An Open Letter on Open Access

Dear Tri-Agency,

I was delighted to see your announcement last summer that the Tri-Agency, representing Canada’s major research funders (CHIR, NSERC, SSHRC), have decided to review your Open Access Policy on Publications. Your continuing efforts to increase the public’s ability to consult research and scholarship through this policy are admirable. Having seen your invitation for public input on the review process, I wanted to make a small contribution, as a professor of education who started a Public Knowledge Project 25 years ago to support public access to research, and as a school teacher before that keen to awaken young people’s interest in new areas of knowledge. Given the intellectual property rights at issue, I thought I might also take advantage of my Slaw column to make this an open letter.

The goal of your policy review is to further “peer-reviewed journal publications arising from agency-supported research [are] freely available, without subscription or fee, at the time of publication” (my emphasis). This last phrase represents the one change the Tri-Agency is currently considering. It involves eliminating the policy’s current allowance of an embargo period, which permits publishers to delay open access by 12-months after the publication first appears. At one level, gaining public access to research “at the time of publication” is no small thing. The first year of publication, especially for biomedical research, may well be when an article can have its greatest impact. The change will result in a small increase in open access (if only to authors’ final drafts) and will align Canada’s policy with a similar move by U.S. funding agencies scheduled to come into effect, following a parallel a review process, at the same time.

Given that you have set aside more than two years for this review, I’d like to propose expanding the agenda beyond this small, if still significant, adjustment to a public access policy that can be traced back nearly two decades in the U.S. At the time the policy originally took shape, publishers held that efforts to bring about open access to research violated their intellectual property rights in this body of work. First the American and then the Canadian funding agencies countered the publishers’ claim by, in effect, asserting their own proprietary claims to “agency-supported research,” for which they sought open access, if after an embargo period intended to protect the publishers’ subscriptions.

Today, it’s a different story for open access, following the pandemic and in the face of devastating climate change. Amid fake news and talk of post-truth, open access is currently held by publishers, researchers, and universities alike to be the future of scholarly publishing. Open access is seen as key to an open science movement that is proving vital to a global response to a wide range of threats to humankind. This consensus around open access’ value is taking a variety of publishing forms, from shifting publishing costs to authors from subscriptions to asking libraries to support open access journals. The question today is not about embargo lengths nor about who funded this or that study. It is about how to ensure that all of the science is open at a fair price. It is about how to bring about open access in a timely way, without the big publishers’ open-access profiteering, to which this and this study, among others, point.
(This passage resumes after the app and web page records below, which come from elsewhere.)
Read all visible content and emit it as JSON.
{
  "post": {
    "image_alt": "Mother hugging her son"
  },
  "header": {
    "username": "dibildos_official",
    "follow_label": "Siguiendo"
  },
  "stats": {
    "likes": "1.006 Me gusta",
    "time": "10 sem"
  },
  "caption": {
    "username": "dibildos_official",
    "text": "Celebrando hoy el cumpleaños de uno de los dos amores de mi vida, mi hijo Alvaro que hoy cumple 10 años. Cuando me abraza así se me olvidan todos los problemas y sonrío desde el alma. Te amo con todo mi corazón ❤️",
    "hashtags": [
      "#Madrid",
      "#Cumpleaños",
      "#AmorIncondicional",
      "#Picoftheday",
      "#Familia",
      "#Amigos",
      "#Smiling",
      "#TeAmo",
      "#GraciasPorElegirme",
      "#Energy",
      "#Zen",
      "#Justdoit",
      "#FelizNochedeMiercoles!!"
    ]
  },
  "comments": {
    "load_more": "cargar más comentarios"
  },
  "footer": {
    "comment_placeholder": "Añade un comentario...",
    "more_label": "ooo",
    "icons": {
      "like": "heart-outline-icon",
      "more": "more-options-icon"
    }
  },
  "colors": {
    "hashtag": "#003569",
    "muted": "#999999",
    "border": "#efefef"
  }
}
The question today, then, is far more about finding financially sustainable ways of making open access the operating principle for research because it is a better way to do science.

Here, then, is the Tri-Agency’s opportunity to demonstrate Canada’s research leadership (if perhaps in association with its American research-funding counterparts). It certainly has the power to convene scholarly publishing’s stakeholders around this emerging open access consensus. By calling, as well, on those who study scholarly publishing, the Tri-Agency could pose the challenge to all bodies, through a series of meetings, of agreeing on a feasible means of achieving universal and sustainable open access on a timeline measured in years, instead of the decades we now face. You may object that the big publishers will have no interest in such a gathering. Yet publishers I’ve spoken to have confided to me that they lack a narrative for what an open access future will ultimately mean for their businesses. They have as much to gain by such a policy agreement as any party.

In earlier columns, I have brought forward what I consider to be viable strategies, including, in the short term, the subscribe-to-open model that is gaining ground among publishers. For the longer term, I’ve offered a plan for copyright reform involving instituting statutory licensing for research publications. And mine is but one of the voices concerned with opening research and scholarship to a wider readership. Among the proven instances in moving subscription journals to open access is the Partnership for Open Access, involving library support for journals, led by my colleague Tanja Neiman, Executive Director of Érudit.

It only seems right, I finally want to suggest to you, that an extended review of the Tri-Agency’s open access policy takes advantage of the work that its respective agencies have sponsored on this very theme. Rather than reaching back to tweak a policy from an earlier era, the Tri-Agency has an opportunity to seize the momentum of this open access consensus to help establish principles and policies that can bring about open science across the board. The future we currently face calls for nothing less.

John Willinsky


  1. Agreed. Well said!

  2. Thanks, Noel, for your comment.

  3. And I meant to add that I’ve since heard that the Tri-Agency is planning to hold public hearings at which I and others will have an opportunities to discuss our ideas about how it could do better.